*** Block opens ***

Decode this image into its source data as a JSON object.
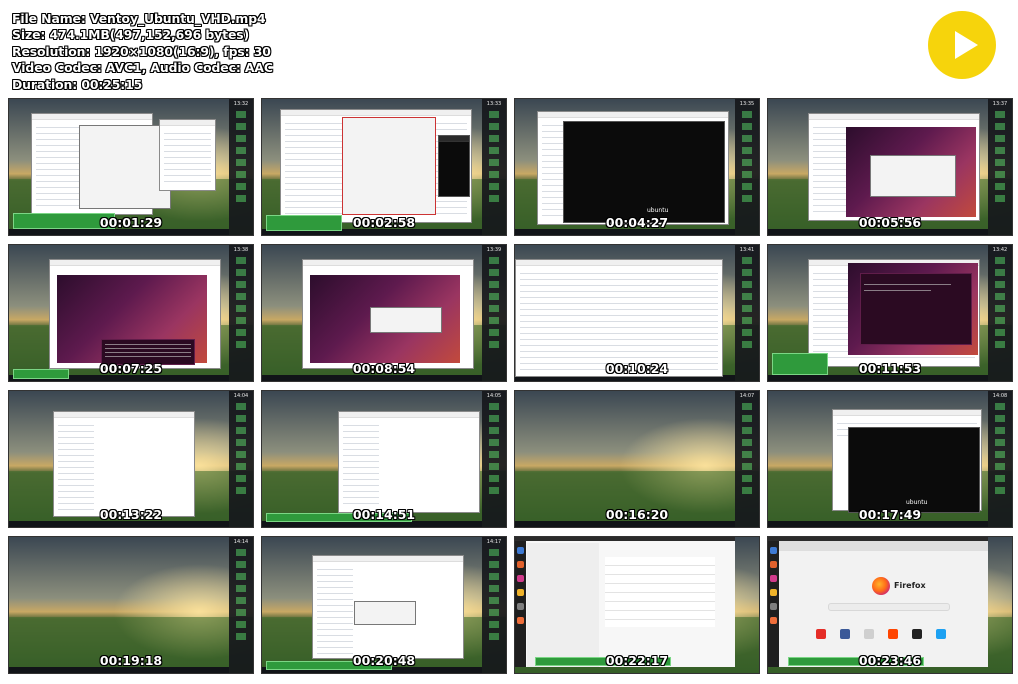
{
  "meta": {
    "file_name": "File Name: Ventoy_Ubuntu_VHD.mp4",
    "size": "Size: 474.1MB(497,152,696 bytes)",
    "resolution": "Resolution: 1920×1080(16:9), fps: 30",
    "codec": "Video Codec: AVC1, Audio Codec: AAC",
    "duration": "Duration: 00:25:15"
  },
  "logo": {
    "icon": "play-icon",
    "color": "#f6d40c"
  },
  "thumbnails": [
    {
      "time": "00:01:29",
      "clock": "13:32"
    },
    {
      "time": "00:02:58",
      "clock": "13:33"
    },
    {
      "time": "00:04:27",
      "clock": "13:35"
    },
    {
      "time": "00:05:56",
      "clock": "13:37"
    },
    {
      "time": "00:07:25",
      "clock": "13:38"
    },
    {
      "time": "00:08:54",
      "clock": "13:39"
    },
    {
      "time": "00:10:24",
      "clock": "13:41"
    },
    {
      "time": "00:11:53",
      "clock": "13:42"
    },
    {
      "time": "00:13:22",
      "clock": "14:04"
    },
    {
      "time": "00:14:51",
      "clock": "14:05"
    },
    {
      "time": "00:16:20",
      "clock": "14:07"
    },
    {
      "time": "00:17:49",
      "clock": "14:08"
    },
    {
      "time": "00:19:18",
      "clock": "14:14"
    },
    {
      "time": "00:20:48",
      "clock": "14:17"
    },
    {
      "time": "00:22:17",
      "clock": ""
    },
    {
      "time": "00:23:46",
      "clock": ""
    }
  ],
  "screen_text": {
    "ubuntu": "ubuntu",
    "firefox": "Firefox"
  },
  "colors": {
    "subtitle_bg": "#2f9a3c",
    "ubuntu_purple": "#5e1a4e",
    "terminal": "#2b0a22"
  }
}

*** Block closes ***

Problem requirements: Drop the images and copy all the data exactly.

Problem solution:
Decode this image into its source data as a JSON object.
{
  "meta": {
    "file_name": "File Name: Ventoy_Ubuntu_VHD.mp4",
    "size": "Size: 474.1MB(497,152,696 bytes)",
    "resolution": "Resolution: 1920×1080(16:9), fps: 30",
    "codec": "Video Codec: AVC1, Audio Codec: AAC",
    "duration": "Duration: 00:25:15"
  },
  "logo": {
    "icon": "play-icon",
    "color": "#f6d40c"
  },
  "thumbnails": [
    {
      "time": "00:01:29",
      "clock": "13:32"
    },
    {
      "time": "00:02:58",
      "clock": "13:33"
    },
    {
      "time": "00:04:27",
      "clock": "13:35"
    },
    {
      "time": "00:05:56",
      "clock": "13:37"
    },
    {
      "time": "00:07:25",
      "clock": "13:38"
    },
    {
      "time": "00:08:54",
      "clock": "13:39"
    },
    {
      "time": "00:10:24",
      "clock": "13:41"
    },
    {
      "time": "00:11:53",
      "clock": "13:42"
    },
    {
      "time": "00:13:22",
      "clock": "14:04"
    },
    {
      "time": "00:14:51",
      "clock": "14:05"
    },
    {
      "time": "00:16:20",
      "clock": "14:07"
    },
    {
      "time": "00:17:49",
      "clock": "14:08"
    },
    {
      "time": "00:19:18",
      "clock": "14:14"
    },
    {
      "time": "00:20:48",
      "clock": "14:17"
    },
    {
      "time": "00:22:17",
      "clock": ""
    },
    {
      "time": "00:23:46",
      "clock": ""
    }
  ],
  "screen_text": {
    "ubuntu": "ubuntu",
    "firefox": "Firefox"
  },
  "colors": {
    "subtitle_bg": "#2f9a3c",
    "ubuntu_purple": "#5e1a4e",
    "terminal": "#2b0a22"
  }
}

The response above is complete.